::: AVAILABLE DATA

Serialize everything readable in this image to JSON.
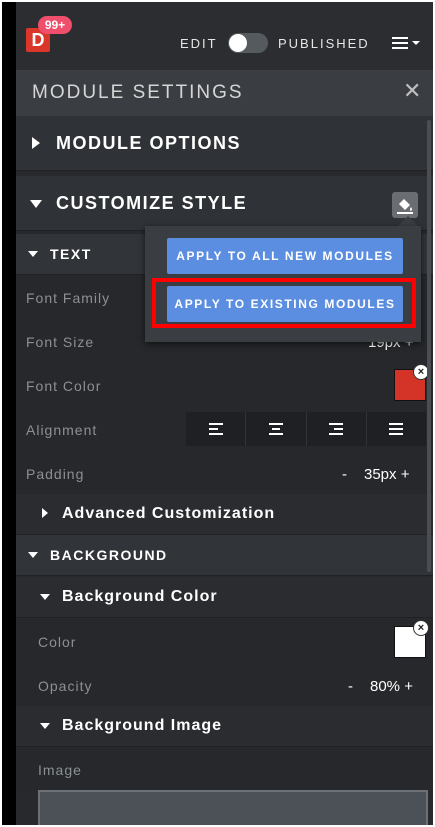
{
  "topbar": {
    "logo_letter": "D",
    "badge": "99+",
    "edit_label": "EDIT",
    "published_label": "PUBLISHED",
    "menu_icon": "hamburger-menu-icon"
  },
  "module_settings": {
    "title": "MODULE SETTINGS",
    "close_icon": "close-icon",
    "sections": {
      "module_options": "MODULE OPTIONS",
      "customize_style": "CUSTOMIZE STYLE"
    }
  },
  "popup": {
    "apply_new": "APPLY TO ALL NEW MODULES",
    "apply_existing": "APPLY TO EXISTING MODULES"
  },
  "text_section": {
    "label": "TEXT",
    "font_family_label": "Font Family",
    "font_size_label": "Font Size",
    "font_size_value": "19px +",
    "font_color_label": "Font Color",
    "font_color": "#d43428",
    "alignment_label": "Alignment",
    "alignment_options": [
      "align-left-icon",
      "align-center-icon",
      "align-right-icon",
      "align-justify-icon"
    ],
    "padding_label": "Padding",
    "padding_minus": "-",
    "padding_value": "35px +",
    "advanced_label": "Advanced Customization"
  },
  "background_section": {
    "label": "BACKGROUND",
    "bg_color_label": "Background Color",
    "color_label": "Color",
    "color_value": "#ffffff",
    "opacity_label": "Opacity",
    "opacity_minus": "-",
    "opacity_value": "80% +",
    "bg_image_label": "Background Image",
    "image_label": "Image"
  }
}
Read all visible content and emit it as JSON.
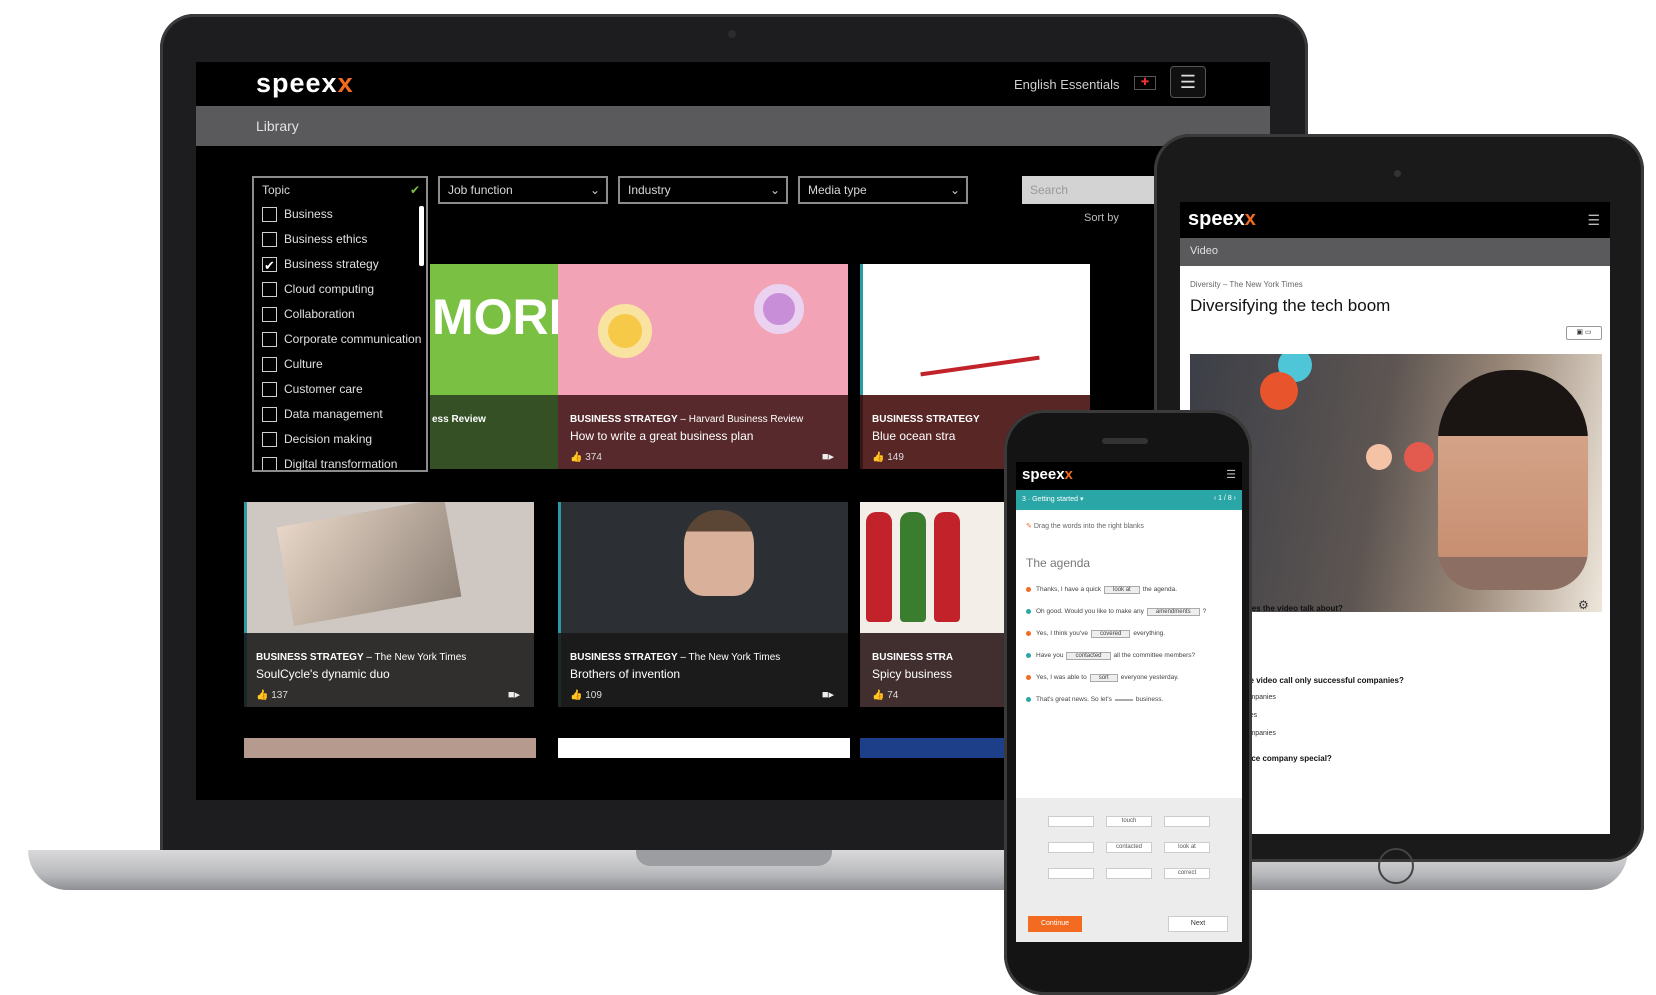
{
  "laptop": {
    "logo_main": "speex",
    "logo_accent": "x",
    "course": "English Essentials",
    "flag": "✚",
    "breadcrumb": "Library",
    "filters": {
      "topic": "Topic",
      "job_function": "Job function",
      "industry": "Industry",
      "media_type": "Media type",
      "search_placeholder": "Search"
    },
    "sort_label": "Sort by",
    "topics": [
      {
        "label": "Business",
        "checked": false
      },
      {
        "label": "Business ethics",
        "checked": false
      },
      {
        "label": "Business strategy",
        "checked": true
      },
      {
        "label": "Cloud computing",
        "checked": false
      },
      {
        "label": "Collaboration",
        "checked": false
      },
      {
        "label": "Corporate communication",
        "checked": false
      },
      {
        "label": "Culture",
        "checked": false
      },
      {
        "label": "Customer care",
        "checked": false
      },
      {
        "label": "Data management",
        "checked": false
      },
      {
        "label": "Decision making",
        "checked": false
      },
      {
        "label": "Digital transformation",
        "checked": false
      }
    ],
    "cards": [
      {
        "tag": "",
        "source": "ess Review",
        "title": "",
        "likes": "",
        "accent": "#7ac143"
      },
      {
        "tag": "BUSINESS STRATEGY",
        "source": " – Harvard Business Review",
        "title": "How to write a great business plan",
        "likes": "374",
        "accent": "#f4a7b9"
      },
      {
        "tag": "BUSINESS STRATEGY",
        "source": "",
        "title": "Blue ocean stra",
        "likes": "149",
        "accent": "#ffffff"
      },
      {
        "tag": "BUSINESS STRATEGY",
        "source": " – The New York Times",
        "title": "SoulCycle's dynamic duo",
        "likes": "137",
        "accent": "#cfc8c2"
      },
      {
        "tag": "BUSINESS STRATEGY",
        "source": " – The New York Times",
        "title": "Brothers of invention",
        "likes": "109",
        "accent": "#2c2f33"
      },
      {
        "tag": "BUSINESS STRA",
        "source": "",
        "title": "Spicy business",
        "likes": "74",
        "accent": "#c2232b"
      }
    ]
  },
  "tablet": {
    "logo_main": "speex",
    "logo_accent": "x",
    "breadcrumb": "Video",
    "subtitle": "Diversity – The New York Times",
    "title": "Diversifying the tech boom",
    "q1": "does the video talk about?",
    "q2": "the video call only successful companies?",
    "a1": "companies",
    "a2": "ones",
    "a3": "companies",
    "q3": "ence company special?"
  },
  "phone": {
    "logo_main": "speex",
    "logo_accent": "x",
    "section": "3 · Getting started ▾",
    "pager": "‹ 1 / 8 ›",
    "instruction": "Drag the words into the right blanks",
    "heading": "The agenda",
    "lines": [
      {
        "pre": "Thanks, I have a quick",
        "gap": "look at",
        "post": "the agenda.",
        "color": "#f26b21"
      },
      {
        "pre": "Oh good. Would you like to make any",
        "gap": "amendments",
        "post": "?",
        "color": "#2ba6a6"
      },
      {
        "pre": "Yes, I think you've",
        "gap": "covered",
        "post": "everything.",
        "color": "#f26b21"
      },
      {
        "pre": "Have you",
        "gap": "contacted",
        "post": "all the committee members?",
        "color": "#2ba6a6"
      },
      {
        "pre": "Yes, I was able to",
        "gap": "sort",
        "post": "everyone yesterday.",
        "color": "#f26b21"
      },
      {
        "pre": "That's great news. So let's",
        "gap": "",
        "post": "business.",
        "color": "#2ba6a6"
      }
    ],
    "chips": [
      "",
      "touch",
      "",
      "",
      "contacted",
      "look at",
      "",
      "",
      "correct"
    ],
    "continue": "Continue",
    "next": "Next"
  }
}
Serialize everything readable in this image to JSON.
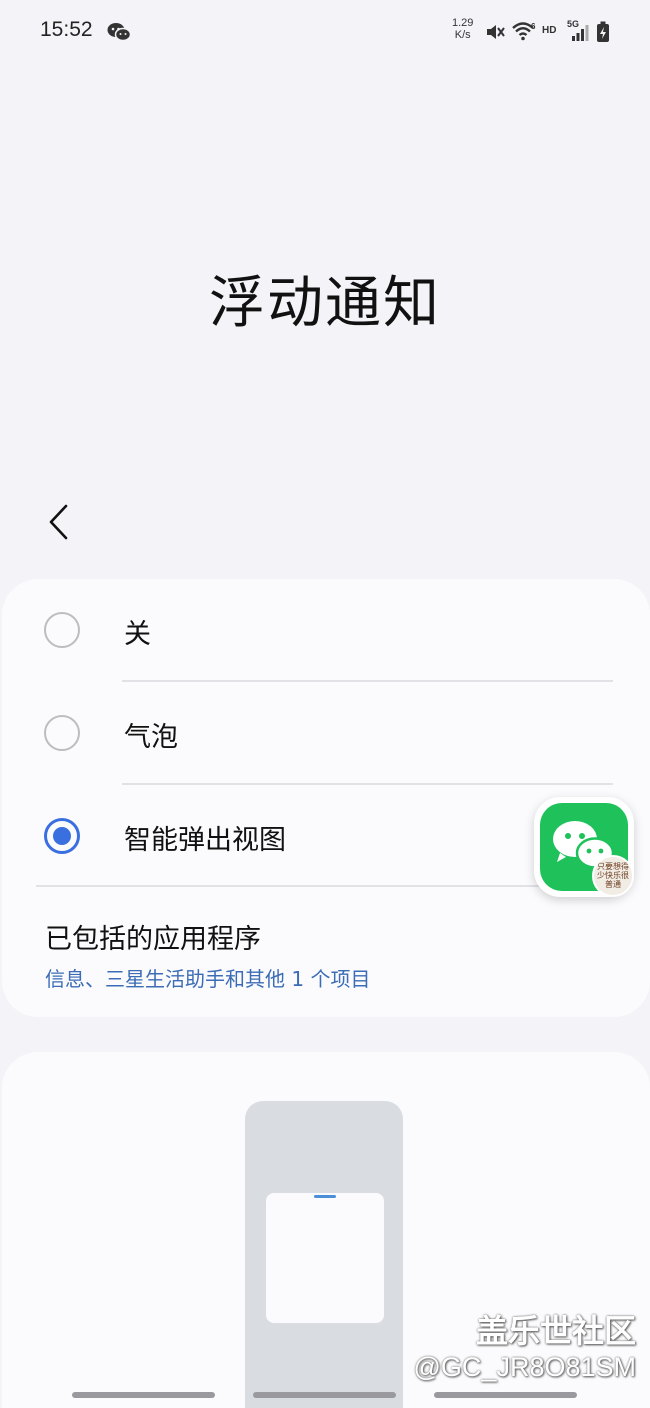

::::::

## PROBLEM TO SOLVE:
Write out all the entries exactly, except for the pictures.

## SOLUTION FOR THIS TASK:
Serialize everything readable in this image to JSON.
{
  "topbar": {
    "logo_letter": "D",
    "badge": "99+",
    "edit_label": "EDIT",
    "published_label": "PUBLISHED",
    "menu_icon": "hamburger-menu-icon"
  },
  "module_settings": {
    "title": "MODULE SETTINGS",
    "close_icon": "close-icon",
    "sections": {
      "module_options": "MODULE OPTIONS",
      "customize_style": "CUSTOMIZE STYLE"
    }
  },
  "popup": {
    "apply_new": "APPLY TO ALL NEW MODULES",
    "apply_existing": "APPLY TO EXISTING MODULES"
  },
  "text_section": {
    "label": "TEXT",
    "font_family_label": "Font Family",
    "font_size_label": "Font Size",
    "font_size_value": "19px +",
    "font_color_label": "Font Color",
    "font_color": "#d43428",
    "alignment_label": "Alignment",
    "alignment_options": [
      "align-left-icon",
      "align-center-icon",
      "align-right-icon",
      "align-justify-icon"
    ],
    "padding_label": "Padding",
    "padding_minus": "-",
    "padding_value": "35px +",
    "advanced_label": "Advanced Customization"
  },
  "background_section": {
    "label": "BACKGROUND",
    "bg_color_label": "Background Color",
    "color_label": "Color",
    "color_value": "#ffffff",
    "opacity_label": "Opacity",
    "opacity_minus": "-",
    "opacity_value": "80% +",
    "bg_image_label": "Background Image",
    "image_label": "Image"
  }
}
Read all visible content and emit it as JSON.
{
  "laptop": {
    "logo_main": "speex",
    "logo_accent": "x",
    "course": "English Essentials",
    "flag": "✚",
    "breadcrumb": "Library",
    "filters": {
      "topic": "Topic",
      "job_function": "Job function",
      "industry": "Industry",
      "media_type": "Media type",
      "search_placeholder": "Search"
    },
    "sort_label": "Sort by",
    "topics": [
      {
        "label": "Business",
        "checked": false
      },
      {
        "label": "Business ethics",
        "checked": false
      },
      {
        "label": "Business strategy",
        "checked": true
      },
      {
        "label": "Cloud computing",
        "checked": false
      },
      {
        "label": "Collaboration",
        "checked": false
      },
      {
        "label": "Corporate communication",
        "checked": false
      },
      {
        "label": "Culture",
        "checked": false
      },
      {
        "label": "Customer care",
        "checked": false
      },
      {
        "label": "Data management",
        "checked": false
      },
      {
        "label": "Decision making",
        "checked": false
      },
      {
        "label": "Digital transformation",
        "checked": false
      }
    ],
    "cards": [
      {
        "tag": "",
        "source": "ess Review",
        "title": "",
        "likes": "",
        "accent": "#7ac143"
      },
      {
        "tag": "BUSINESS STRATEGY",
        "source": " – Harvard Business Review",
        "title": "How to write a great business plan",
        "likes": "374",
        "accent": "#f4a7b9"
      },
      {
        "tag": "BUSINESS STRATEGY",
        "source": "",
        "title": "Blue ocean stra",
        "likes": "149",
        "accent": "#ffffff"
      },
      {
        "tag": "BUSINESS STRATEGY",
        "source": " – The New York Times",
        "title": "SoulCycle's dynamic duo",
        "likes": "137",
        "accent": "#cfc8c2"
      },
      {
        "tag": "BUSINESS STRATEGY",
        "source": " – The New York Times",
        "title": "Brothers of invention",
        "likes": "109",
        "accent": "#2c2f33"
      },
      {
        "tag": "BUSINESS STRA",
        "source": "",
        "title": "Spicy business",
        "likes": "74",
        "accent": "#c2232b"
      }
    ]
  },
  "tablet": {
    "logo_main": "speex",
    "logo_accent": "x",
    "breadcrumb": "Video",
    "subtitle": "Diversity – The New York Times",
    "title": "Diversifying the tech boom",
    "q1": "does the video talk about?",
    "q2": "the video call only successful companies?",
    "a1": "companies",
    "a2": "ones",
    "a3": "companies",
    "q3": "ence company special?"
  },
  "phone": {
    "logo_main": "speex",
    "logo_accent": "x",
    "section": "3 · Getting started ▾",
    "pager": "‹ 1 / 8 ›",
    "instruction": "Drag the words into the right blanks",
    "heading": "The agenda",
    "lines": [
      {
        "pre": "Thanks, I have a quick",
        "gap": "look at",
        "post": "the agenda.",
        "color": "#f26b21"
      },
      {
        "pre": "Oh good. Would you like to make any",
        "gap": "amendments",
        "post": "?",
        "color": "#2ba6a6"
      },
      {
        "pre": "Yes, I think you've",
        "gap": "covered",
        "post": "everything.",
        "color": "#f26b21"
      },
      {
        "pre": "Have you",
        "gap": "contacted",
        "post": "all the committee members?",
        "color": "#2ba6a6"
      },
      {
        "pre": "Yes, I was able to",
        "gap": "sort",
        "post": "everyone yesterday.",
        "color": "#f26b21"
      },
      {
        "pre": "That's great news. So let's",
        "gap": "",
        "post": "business.",
        "color": "#2ba6a6"
      }
    ],
    "chips": [
      "",
      "touch",
      "",
      "",
      "contacted",
      "look at",
      "",
      "",
      "correct"
    ],
    "continue": "Continue",
    "next": "Next"
  }
}
Serialize everything readable in this image to JSON.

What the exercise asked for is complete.